- **Problem description**: Check every line of the material below, and show those that contain "changed".

--------------------

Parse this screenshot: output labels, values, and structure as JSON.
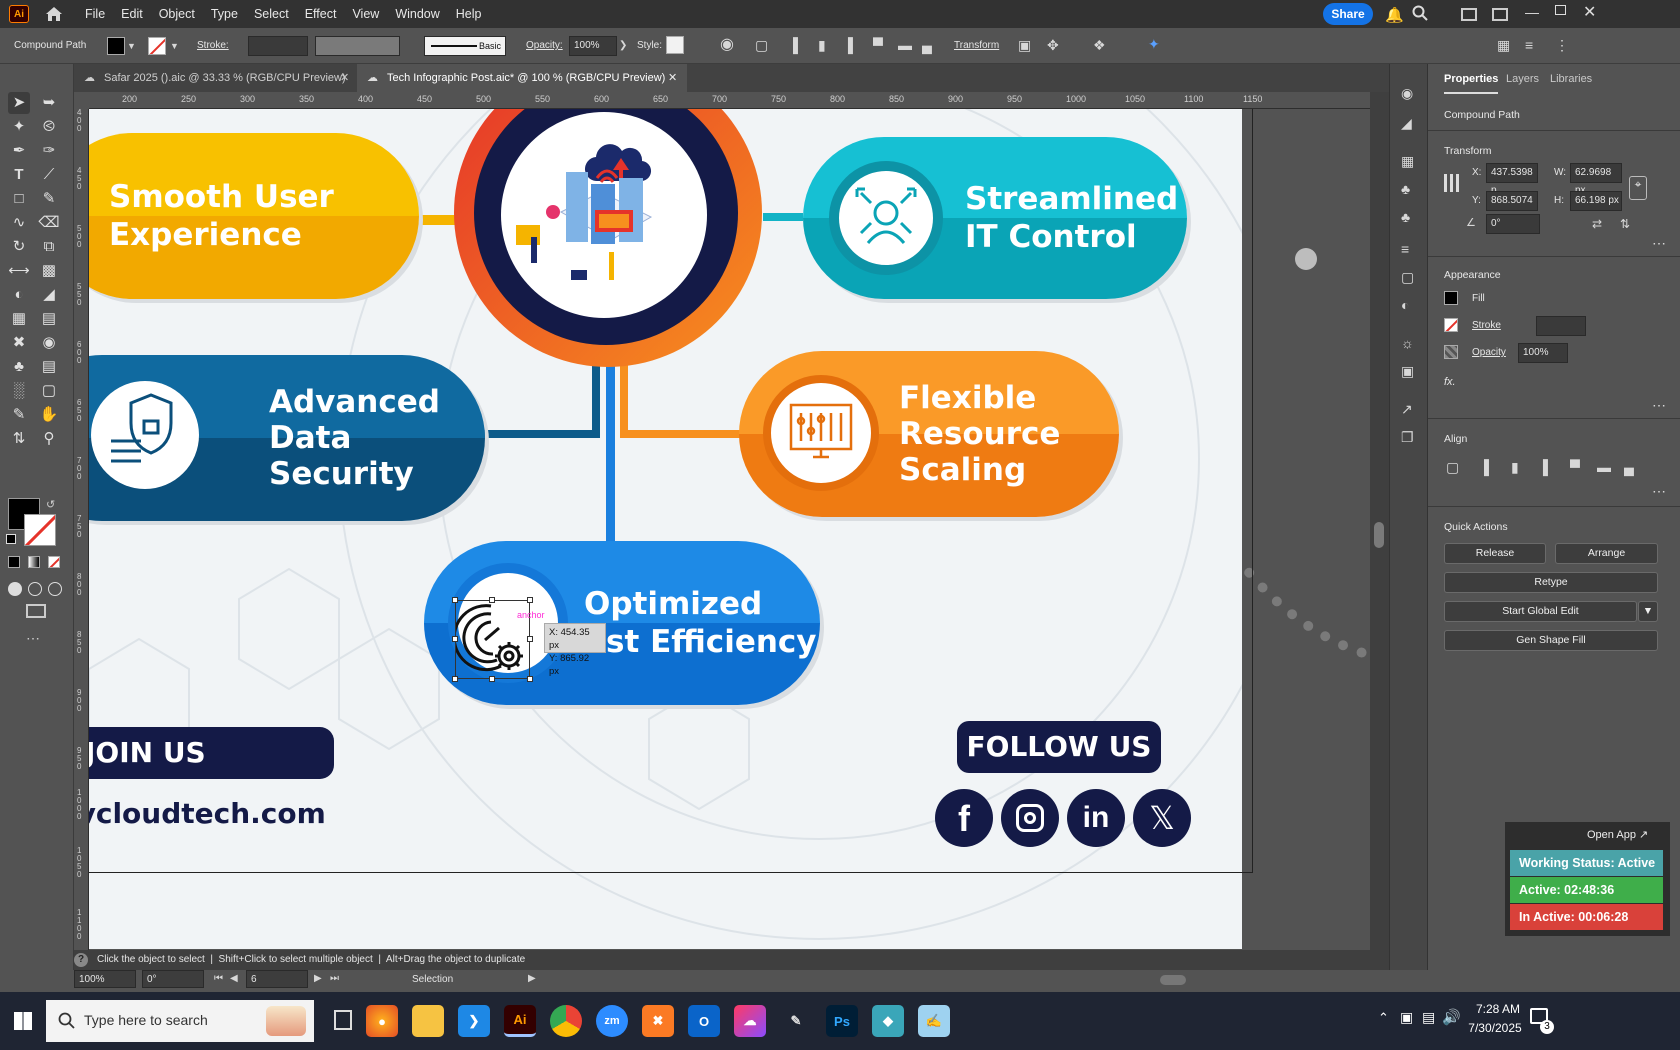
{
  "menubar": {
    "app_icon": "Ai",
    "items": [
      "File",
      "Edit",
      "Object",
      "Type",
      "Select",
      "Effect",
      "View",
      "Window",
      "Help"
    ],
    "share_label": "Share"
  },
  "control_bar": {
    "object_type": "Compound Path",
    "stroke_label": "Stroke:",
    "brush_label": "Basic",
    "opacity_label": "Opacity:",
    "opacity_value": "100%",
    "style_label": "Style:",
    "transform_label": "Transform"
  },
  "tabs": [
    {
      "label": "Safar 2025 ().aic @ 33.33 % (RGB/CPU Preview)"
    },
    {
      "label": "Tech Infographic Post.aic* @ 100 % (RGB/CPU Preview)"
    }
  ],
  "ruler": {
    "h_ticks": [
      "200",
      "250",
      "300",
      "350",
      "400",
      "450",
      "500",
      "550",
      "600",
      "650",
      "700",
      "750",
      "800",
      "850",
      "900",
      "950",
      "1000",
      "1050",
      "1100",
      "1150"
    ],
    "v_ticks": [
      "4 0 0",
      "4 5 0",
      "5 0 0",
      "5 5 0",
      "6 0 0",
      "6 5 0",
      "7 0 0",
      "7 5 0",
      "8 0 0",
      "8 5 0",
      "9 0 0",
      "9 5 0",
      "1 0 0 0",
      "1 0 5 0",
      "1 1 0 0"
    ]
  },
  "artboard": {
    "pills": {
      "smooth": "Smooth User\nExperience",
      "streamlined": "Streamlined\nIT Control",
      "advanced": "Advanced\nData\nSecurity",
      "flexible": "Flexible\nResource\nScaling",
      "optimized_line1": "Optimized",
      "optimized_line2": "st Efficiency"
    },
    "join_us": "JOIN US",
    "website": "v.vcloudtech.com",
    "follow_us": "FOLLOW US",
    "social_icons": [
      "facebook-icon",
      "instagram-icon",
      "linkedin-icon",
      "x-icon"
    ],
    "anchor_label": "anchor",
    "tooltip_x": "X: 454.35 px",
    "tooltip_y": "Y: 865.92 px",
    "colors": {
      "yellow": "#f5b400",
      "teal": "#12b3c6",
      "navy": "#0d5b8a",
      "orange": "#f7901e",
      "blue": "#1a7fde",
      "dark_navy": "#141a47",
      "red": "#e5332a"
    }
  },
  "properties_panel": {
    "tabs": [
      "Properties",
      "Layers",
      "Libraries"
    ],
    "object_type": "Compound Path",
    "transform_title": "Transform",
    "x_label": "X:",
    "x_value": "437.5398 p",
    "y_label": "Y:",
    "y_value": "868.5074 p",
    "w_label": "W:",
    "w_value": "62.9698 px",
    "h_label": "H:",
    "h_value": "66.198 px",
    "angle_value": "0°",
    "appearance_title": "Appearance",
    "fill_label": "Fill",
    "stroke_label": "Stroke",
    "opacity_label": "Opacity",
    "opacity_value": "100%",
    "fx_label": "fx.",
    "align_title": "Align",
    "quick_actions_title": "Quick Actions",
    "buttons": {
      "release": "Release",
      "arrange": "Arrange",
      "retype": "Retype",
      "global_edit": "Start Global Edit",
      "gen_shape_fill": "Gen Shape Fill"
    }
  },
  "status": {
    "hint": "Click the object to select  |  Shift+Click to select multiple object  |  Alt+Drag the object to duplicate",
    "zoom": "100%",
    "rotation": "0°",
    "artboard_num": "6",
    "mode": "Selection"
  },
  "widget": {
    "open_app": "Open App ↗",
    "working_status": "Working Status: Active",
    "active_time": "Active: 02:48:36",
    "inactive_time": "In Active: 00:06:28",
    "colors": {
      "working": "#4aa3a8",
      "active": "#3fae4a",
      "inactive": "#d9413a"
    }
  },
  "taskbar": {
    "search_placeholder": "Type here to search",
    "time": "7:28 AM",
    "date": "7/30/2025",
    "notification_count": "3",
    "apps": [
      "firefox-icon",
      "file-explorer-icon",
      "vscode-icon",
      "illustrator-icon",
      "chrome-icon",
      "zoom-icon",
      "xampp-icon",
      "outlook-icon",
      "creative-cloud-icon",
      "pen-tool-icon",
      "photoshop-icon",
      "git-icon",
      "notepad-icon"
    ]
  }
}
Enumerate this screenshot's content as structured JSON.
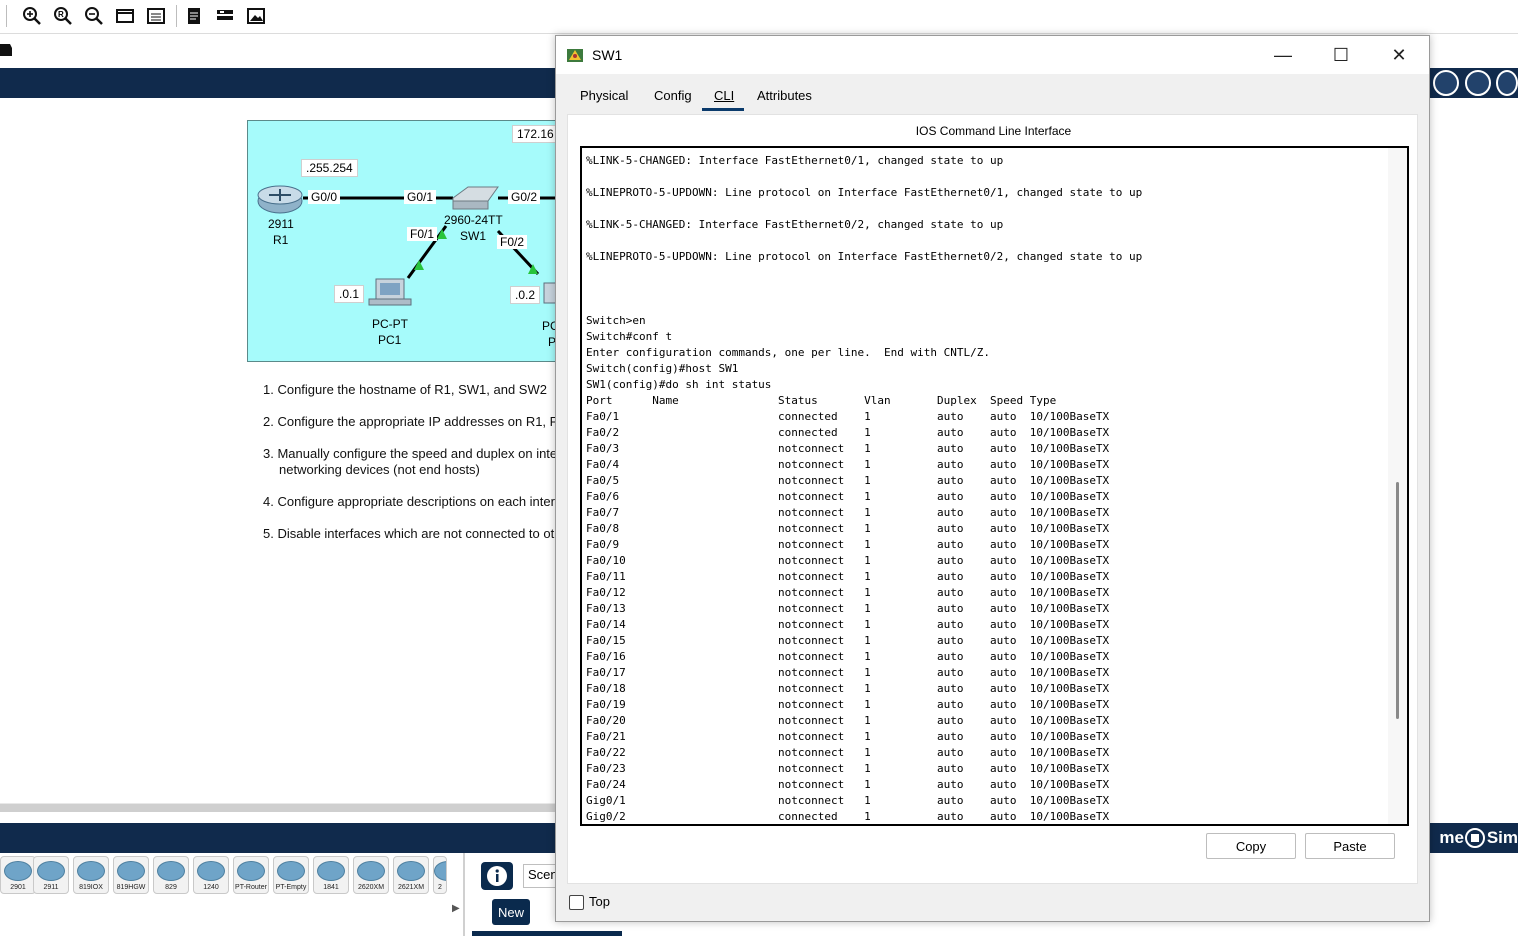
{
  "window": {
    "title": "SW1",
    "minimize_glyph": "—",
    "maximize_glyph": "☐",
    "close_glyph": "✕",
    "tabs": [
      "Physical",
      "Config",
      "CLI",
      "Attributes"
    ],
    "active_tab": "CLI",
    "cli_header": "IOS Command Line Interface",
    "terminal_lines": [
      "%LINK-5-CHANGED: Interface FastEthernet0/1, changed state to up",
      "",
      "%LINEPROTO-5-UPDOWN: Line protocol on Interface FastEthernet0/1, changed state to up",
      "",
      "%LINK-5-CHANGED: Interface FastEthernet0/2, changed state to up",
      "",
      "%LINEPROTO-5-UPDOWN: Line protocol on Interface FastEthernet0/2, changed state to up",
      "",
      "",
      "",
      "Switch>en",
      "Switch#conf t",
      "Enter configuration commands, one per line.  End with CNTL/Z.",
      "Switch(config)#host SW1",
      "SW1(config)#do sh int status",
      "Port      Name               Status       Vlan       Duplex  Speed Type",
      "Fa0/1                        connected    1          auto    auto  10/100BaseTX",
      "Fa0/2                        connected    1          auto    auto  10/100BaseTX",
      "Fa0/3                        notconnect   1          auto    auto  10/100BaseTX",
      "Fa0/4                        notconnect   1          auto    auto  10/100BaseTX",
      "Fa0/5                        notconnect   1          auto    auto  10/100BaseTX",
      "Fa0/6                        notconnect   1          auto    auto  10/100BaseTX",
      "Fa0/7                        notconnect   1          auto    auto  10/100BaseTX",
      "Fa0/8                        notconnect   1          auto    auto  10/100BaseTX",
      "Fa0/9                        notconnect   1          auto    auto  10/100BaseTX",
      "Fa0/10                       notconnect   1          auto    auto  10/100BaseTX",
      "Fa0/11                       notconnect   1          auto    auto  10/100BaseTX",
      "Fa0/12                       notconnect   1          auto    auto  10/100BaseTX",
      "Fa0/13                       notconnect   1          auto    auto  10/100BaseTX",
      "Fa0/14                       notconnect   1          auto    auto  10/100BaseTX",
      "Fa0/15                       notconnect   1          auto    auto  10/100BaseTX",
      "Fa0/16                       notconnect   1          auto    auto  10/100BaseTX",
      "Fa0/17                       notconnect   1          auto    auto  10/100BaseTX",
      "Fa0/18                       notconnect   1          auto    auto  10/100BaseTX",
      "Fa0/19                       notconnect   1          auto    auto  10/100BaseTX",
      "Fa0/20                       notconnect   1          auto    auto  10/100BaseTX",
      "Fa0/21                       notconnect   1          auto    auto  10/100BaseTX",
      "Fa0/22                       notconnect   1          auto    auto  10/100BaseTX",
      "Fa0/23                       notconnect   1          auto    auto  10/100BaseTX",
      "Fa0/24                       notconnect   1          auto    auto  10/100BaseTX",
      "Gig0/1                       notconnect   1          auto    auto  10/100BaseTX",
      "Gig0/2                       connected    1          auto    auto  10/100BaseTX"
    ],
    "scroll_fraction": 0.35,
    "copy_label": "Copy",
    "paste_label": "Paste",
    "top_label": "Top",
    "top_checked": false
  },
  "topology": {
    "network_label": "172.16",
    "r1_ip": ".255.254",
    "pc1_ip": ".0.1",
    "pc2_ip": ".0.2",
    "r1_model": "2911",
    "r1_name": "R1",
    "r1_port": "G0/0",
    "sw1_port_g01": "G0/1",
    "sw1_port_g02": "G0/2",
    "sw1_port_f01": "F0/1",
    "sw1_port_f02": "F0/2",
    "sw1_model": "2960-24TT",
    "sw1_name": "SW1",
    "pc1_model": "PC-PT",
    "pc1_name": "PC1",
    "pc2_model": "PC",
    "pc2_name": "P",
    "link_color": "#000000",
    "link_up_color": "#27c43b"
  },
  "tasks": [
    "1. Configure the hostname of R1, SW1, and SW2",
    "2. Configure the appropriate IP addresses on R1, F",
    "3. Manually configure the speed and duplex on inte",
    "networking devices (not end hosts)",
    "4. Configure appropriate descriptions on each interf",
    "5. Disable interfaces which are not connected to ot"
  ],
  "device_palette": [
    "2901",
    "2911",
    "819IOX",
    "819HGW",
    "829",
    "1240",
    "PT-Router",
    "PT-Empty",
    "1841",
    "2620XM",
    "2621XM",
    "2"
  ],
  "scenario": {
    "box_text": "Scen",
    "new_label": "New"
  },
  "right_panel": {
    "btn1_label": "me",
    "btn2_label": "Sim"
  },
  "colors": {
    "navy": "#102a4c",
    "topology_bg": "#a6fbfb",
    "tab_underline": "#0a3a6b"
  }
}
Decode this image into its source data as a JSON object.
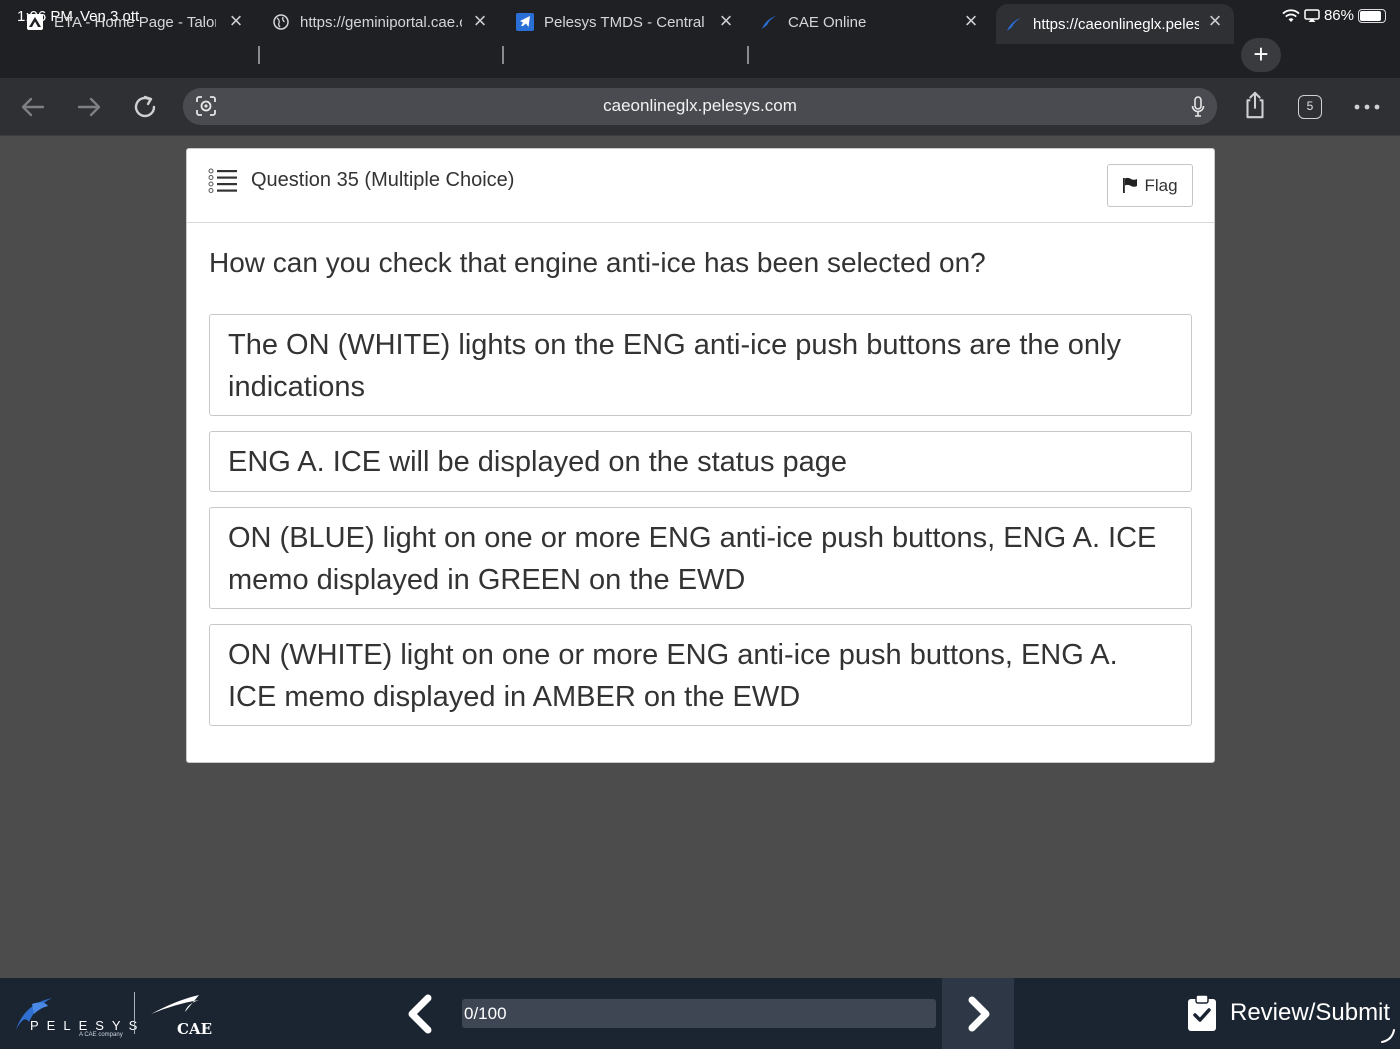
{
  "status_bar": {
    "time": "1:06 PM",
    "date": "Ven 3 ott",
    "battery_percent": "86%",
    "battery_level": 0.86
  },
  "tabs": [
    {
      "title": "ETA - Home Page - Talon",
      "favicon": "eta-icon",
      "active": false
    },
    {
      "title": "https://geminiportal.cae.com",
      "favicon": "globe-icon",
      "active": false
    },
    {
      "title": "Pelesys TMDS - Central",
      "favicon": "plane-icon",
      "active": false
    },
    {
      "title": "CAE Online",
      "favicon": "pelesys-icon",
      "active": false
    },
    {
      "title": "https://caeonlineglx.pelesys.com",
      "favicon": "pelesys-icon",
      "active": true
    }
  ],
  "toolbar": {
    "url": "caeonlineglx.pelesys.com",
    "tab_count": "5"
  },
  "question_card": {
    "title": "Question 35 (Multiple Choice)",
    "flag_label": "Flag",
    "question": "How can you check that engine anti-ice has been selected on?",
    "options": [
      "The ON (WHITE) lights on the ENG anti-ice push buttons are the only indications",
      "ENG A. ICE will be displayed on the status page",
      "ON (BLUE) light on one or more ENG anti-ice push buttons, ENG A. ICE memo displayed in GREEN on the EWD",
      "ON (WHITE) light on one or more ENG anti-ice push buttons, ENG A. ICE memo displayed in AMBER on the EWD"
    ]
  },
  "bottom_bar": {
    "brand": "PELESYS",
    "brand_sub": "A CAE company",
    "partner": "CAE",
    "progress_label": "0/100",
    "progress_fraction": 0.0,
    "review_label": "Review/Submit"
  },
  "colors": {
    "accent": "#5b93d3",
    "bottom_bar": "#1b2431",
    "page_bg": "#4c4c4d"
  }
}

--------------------

- **Task solution**:
      "%LINK-5-CHANGED: Interface FastEthernet0/1, changed state to up",
      "%LINEPROTO-5-UPDOWN: Line protocol on Interface FastEthernet0/1, changed state to up",
      "%LINK-5-CHANGED: Interface FastEthernet0/2, changed state to up",
      "%LINEPROTO-5-UPDOWN: Line protocol on Interface FastEthernet0/2, changed state to up",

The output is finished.